20 Swedish words for rain

It feels like it has rained for ever in Stockholm. We awaken to rain, we walk in the rain, we come home in the rain, and we go to bed to the sound of the rain.

I guess the wetness is positive as it is replenishing the water magazines that have dried out, and soaking the forest beds to extinguish any lingering embers from the forest fires.

But it is so boring and a bit depressing. In English, we have lots of words for rain, with some fun ones such as drizzle, mizzle, sleet, spit and ‘ache and pain’.
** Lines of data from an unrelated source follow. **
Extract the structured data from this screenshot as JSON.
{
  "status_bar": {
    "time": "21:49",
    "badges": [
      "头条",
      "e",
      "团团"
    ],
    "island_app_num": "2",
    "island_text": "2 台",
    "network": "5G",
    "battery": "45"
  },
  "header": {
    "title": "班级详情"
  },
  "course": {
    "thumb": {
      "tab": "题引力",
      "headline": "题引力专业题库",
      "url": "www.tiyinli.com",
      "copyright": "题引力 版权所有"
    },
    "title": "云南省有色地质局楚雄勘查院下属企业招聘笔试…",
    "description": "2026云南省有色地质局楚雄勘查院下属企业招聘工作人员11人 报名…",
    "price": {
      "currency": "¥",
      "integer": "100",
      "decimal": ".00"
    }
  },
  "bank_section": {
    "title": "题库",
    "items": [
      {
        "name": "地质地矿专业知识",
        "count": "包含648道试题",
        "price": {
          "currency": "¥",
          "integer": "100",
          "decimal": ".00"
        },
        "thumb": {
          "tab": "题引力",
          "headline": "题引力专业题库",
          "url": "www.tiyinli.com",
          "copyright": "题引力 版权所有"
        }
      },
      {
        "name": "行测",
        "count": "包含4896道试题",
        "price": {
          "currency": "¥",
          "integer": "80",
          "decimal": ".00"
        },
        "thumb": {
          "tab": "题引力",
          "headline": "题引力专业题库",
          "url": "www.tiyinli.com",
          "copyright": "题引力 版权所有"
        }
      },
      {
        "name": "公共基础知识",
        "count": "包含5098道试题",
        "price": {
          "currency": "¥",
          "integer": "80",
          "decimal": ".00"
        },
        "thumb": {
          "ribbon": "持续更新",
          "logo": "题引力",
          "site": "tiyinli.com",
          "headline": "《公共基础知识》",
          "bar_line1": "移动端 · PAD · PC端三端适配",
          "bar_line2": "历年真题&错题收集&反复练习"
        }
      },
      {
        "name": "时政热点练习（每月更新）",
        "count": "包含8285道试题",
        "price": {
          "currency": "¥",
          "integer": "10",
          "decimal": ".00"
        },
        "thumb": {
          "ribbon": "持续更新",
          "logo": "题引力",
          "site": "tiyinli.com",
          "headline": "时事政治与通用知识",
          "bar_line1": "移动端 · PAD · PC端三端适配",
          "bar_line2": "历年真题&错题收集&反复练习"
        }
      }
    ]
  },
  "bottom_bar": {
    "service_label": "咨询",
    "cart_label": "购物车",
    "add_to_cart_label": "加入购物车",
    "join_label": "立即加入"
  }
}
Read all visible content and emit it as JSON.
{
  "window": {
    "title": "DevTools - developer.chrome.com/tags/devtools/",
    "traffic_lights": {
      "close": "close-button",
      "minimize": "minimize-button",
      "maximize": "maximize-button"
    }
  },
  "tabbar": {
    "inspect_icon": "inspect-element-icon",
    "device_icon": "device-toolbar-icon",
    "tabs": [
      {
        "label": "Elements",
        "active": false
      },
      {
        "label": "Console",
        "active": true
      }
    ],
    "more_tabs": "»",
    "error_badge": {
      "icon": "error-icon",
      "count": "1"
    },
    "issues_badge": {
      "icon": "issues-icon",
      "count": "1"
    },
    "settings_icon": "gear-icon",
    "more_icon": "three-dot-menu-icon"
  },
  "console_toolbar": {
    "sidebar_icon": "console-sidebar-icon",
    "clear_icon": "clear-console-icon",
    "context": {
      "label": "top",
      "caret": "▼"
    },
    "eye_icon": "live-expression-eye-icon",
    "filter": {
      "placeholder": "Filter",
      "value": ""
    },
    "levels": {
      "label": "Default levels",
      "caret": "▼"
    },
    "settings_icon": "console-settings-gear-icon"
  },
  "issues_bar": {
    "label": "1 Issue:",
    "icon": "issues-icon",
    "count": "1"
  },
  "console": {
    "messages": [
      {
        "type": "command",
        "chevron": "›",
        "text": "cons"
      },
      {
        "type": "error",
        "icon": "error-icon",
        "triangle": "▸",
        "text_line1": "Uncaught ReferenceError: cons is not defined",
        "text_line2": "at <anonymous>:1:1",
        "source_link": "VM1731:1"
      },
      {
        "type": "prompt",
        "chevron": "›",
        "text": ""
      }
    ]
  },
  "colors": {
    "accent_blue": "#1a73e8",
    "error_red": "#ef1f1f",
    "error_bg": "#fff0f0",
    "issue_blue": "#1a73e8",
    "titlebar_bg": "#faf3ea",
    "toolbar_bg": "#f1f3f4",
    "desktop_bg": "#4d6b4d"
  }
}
So I became curious about how many Swedish words there are. Here are 20 that I found:

  1. Regn – rain
  2. Duggregn – a light rain, spit
  3. Dusk – drizzle
  4. Snöblandad regn – rain mixed with snow, sleet
  5. Hällregn – heavy rain, pouring down
  6. Ösregn – torrential rain
  7. Skyfall – sudden heavy rain, a cloud burst
  8. Skur – shower
  9. Störtregn – heavy rain, a downpour
  10. Skval – constant, uninterrupted rain
  11. Sommarregn – light, summer rain
  12. Regnby – rain shower
  13. Slagregn – heavy rain, a deluge
  14. Glopp – rain with large snow flakes in
  15. Arlaregn – refreshing morning rain
  16. Strilregn – steady rain
  17. Nederbörd – precipitation
  18. Dagsregn – precipitation
  19. Regndroppe – rain drop
  20. Rotblöta – a large amount of rain, usually in the summer

So the next time, look out of the window and see what word best describes the rain outside. It might at least give you a few seconds of distraction in this November drudge.

The Short Swedish Summer

In Sweden there’s a series of classic songs that are strongly related to the summer. One of these songs, I have always hated. It’s by an aging pop star called Thomas Ledin. I fear his summer song may be coming true this year. 

This year, we’ve had the rainiest May and June in human memory. We had a heat wave of 5 days at the beginning of July. And today? It’s 14 degrees and raining again. So much for summer. Maybe that was it last week, flashing by in the blink of an eye. 

So what is Thomas Ledin’s song? In Swedish it goes ‘sommaren är kort, det mesta regnar bort’ which translates as ‘summer is short, most of it just rains away.’

Art meets life in an annoying, but this year truthful, summer melody. 

Swedish weather gods


At the moment, I’m hearing a lot of moaning about the weather. It is raining a lot and unusually cold for the time of year.

Or is it?

I remember the first year I moved to Sweden and I was returning to the UK on May 13th to visit family. At Arlanda Stockholm Airport our flight was delayed – because it was snowing!! Snowing on May 13th! When I arrived in London, it was over 20 degrees and people were walking around in shorts.

I also remember another year – on Midsummer’s Eve – in June that we sat outside and it was so cold our breaths were steaming. It was the same temperature on Midsummer’s Eve as it had been on New Year’s Eve.

And I remember another May morning a few years ago when I was late for a meeting beacuse I had to unexpectedly scrape the ice of my car.

So is it so unusual that it’s this cold at this time of the year? Unfortunately not. Up here in the Nordic region, this is what we can expect from our weather gods.

The only thing that can make it change is global warming – not selective memory, collective denial or wishful thinking.

Swedish umbrella etiquette 

In three words, it’s easy to describe Swedish umbrella etiquette. 

There. Is. None. 

If it’s not bad enough to get bashed into when walking down the street on a normal day, it’s worse when it’s raining. Armadas of umbrella-wielding Swedes emerge. And you walk along the street at your peril. 

Just a word of advice. If your umbrella is eye height for other people, then please tilt your brolly as you walk past them. The likelihood that you will poke out somebody’s eye is seriously reduced with this simple action. 

It’s sensible. It’s respectful. It’s safe. 

And it’s etiquette.